Aims: Previous family, adoption and twin studies of schizophrenia have shown that genetic factors contribute significantly to the risk of schizophrenia. The aim of the present study was therefore to investigate whether exploratory eye movement (EEM) abnormalities are related to the genetic markers linked to schizophrenia.
Methods: Twenty-three probands with schizophrenia, 23 of their healthy siblings (23 proband–sibling pairs), and 43 unrelated normal controls performed EEM tasks. Two parameters were measured: (i) number of eye fixations in responsive search (NEFRS) and (ii) responsive search score (RSS).
Results: Abnormalities in NEFRS and RSS were more frequent in schizophrenia probands than in their unaffected siblings and in normal controls, and were also more frequent in the healthy siblings than in normal controls. Thus, the EEM test performances of the healthy siblings were intermediate between those of the probands with schizophrenia and those of normal controls.
Conclusion: Abnormalities of the EEM test parameters may be related to the genetic etiology of schizophrenia.
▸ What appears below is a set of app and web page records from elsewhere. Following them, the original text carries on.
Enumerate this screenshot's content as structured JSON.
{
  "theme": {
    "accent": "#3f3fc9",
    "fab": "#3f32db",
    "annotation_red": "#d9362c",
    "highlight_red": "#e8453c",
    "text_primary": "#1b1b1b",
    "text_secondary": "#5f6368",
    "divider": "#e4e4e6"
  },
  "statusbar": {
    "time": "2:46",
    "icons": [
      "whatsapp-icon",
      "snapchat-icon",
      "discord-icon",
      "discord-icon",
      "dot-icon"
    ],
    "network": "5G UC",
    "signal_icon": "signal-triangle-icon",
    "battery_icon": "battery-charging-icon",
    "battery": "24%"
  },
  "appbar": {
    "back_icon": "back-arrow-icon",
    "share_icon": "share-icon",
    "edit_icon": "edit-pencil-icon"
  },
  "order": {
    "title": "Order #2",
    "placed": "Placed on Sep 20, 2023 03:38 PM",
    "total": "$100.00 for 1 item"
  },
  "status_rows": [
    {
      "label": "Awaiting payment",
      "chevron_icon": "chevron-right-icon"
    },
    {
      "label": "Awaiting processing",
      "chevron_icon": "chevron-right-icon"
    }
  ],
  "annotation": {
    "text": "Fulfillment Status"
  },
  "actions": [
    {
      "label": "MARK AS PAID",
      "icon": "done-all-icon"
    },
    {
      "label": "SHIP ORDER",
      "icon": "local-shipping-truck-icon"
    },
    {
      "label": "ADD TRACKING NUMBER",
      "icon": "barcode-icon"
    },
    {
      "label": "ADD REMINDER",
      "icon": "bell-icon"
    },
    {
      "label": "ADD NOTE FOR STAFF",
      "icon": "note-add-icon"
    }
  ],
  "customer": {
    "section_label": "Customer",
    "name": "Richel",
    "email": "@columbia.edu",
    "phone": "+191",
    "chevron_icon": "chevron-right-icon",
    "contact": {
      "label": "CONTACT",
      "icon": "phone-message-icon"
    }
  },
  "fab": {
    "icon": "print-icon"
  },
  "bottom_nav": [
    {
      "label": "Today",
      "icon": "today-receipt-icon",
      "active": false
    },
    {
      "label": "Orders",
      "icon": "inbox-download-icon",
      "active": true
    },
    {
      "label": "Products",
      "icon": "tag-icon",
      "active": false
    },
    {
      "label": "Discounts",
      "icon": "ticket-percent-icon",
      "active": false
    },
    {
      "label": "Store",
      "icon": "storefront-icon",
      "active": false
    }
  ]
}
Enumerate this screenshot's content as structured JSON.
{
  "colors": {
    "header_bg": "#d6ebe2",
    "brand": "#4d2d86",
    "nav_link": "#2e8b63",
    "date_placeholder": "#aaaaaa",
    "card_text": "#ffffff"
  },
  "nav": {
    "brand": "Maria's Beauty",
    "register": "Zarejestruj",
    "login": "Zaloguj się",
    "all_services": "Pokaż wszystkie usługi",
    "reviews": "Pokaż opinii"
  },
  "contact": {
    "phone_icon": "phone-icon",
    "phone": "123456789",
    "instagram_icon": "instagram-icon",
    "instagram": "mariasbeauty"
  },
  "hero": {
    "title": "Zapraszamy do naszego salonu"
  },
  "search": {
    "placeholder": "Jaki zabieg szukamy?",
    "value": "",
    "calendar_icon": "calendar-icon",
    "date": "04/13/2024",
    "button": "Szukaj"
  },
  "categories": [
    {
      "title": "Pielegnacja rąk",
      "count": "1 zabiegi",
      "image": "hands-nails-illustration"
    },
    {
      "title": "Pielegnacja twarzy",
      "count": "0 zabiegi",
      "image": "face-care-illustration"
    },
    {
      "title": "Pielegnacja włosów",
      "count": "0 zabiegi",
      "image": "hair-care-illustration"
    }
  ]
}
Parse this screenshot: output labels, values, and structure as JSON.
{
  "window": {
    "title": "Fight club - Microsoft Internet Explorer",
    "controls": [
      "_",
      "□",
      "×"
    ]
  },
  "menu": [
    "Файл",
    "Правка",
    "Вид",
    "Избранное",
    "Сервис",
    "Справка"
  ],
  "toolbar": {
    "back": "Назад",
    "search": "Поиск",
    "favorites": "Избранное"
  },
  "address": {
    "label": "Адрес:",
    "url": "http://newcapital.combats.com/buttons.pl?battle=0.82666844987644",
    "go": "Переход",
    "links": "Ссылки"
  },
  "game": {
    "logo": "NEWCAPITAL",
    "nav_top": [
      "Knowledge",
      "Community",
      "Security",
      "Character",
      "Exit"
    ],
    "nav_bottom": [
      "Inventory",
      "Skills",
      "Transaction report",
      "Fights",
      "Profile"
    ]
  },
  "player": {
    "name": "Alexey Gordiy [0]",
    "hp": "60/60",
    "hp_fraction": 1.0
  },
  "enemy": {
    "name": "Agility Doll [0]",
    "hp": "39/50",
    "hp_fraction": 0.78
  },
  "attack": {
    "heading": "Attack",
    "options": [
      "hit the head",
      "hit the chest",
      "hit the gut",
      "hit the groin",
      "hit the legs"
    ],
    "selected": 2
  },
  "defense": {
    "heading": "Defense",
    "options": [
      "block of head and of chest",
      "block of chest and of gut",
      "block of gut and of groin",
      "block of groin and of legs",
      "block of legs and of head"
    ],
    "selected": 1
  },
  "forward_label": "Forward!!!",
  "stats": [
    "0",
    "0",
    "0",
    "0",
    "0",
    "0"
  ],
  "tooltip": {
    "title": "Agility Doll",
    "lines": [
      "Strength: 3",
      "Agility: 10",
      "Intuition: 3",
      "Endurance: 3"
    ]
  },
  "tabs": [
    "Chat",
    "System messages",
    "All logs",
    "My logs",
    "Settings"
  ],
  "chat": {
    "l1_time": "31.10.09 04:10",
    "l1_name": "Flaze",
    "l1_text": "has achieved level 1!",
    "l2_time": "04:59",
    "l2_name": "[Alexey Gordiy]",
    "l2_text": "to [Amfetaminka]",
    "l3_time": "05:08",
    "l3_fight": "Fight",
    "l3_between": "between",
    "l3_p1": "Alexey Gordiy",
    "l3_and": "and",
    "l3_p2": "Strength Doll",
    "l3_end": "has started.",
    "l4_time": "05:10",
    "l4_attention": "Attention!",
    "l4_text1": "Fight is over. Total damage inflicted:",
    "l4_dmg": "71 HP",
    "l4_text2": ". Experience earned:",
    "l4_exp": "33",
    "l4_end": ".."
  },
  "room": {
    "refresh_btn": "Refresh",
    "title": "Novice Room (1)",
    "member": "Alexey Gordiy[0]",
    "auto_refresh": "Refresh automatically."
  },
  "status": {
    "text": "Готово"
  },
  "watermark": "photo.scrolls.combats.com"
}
The use of EEM parameters as an endophenotype for schizophrenia may facilitate linkage and association studies in schizophrenia.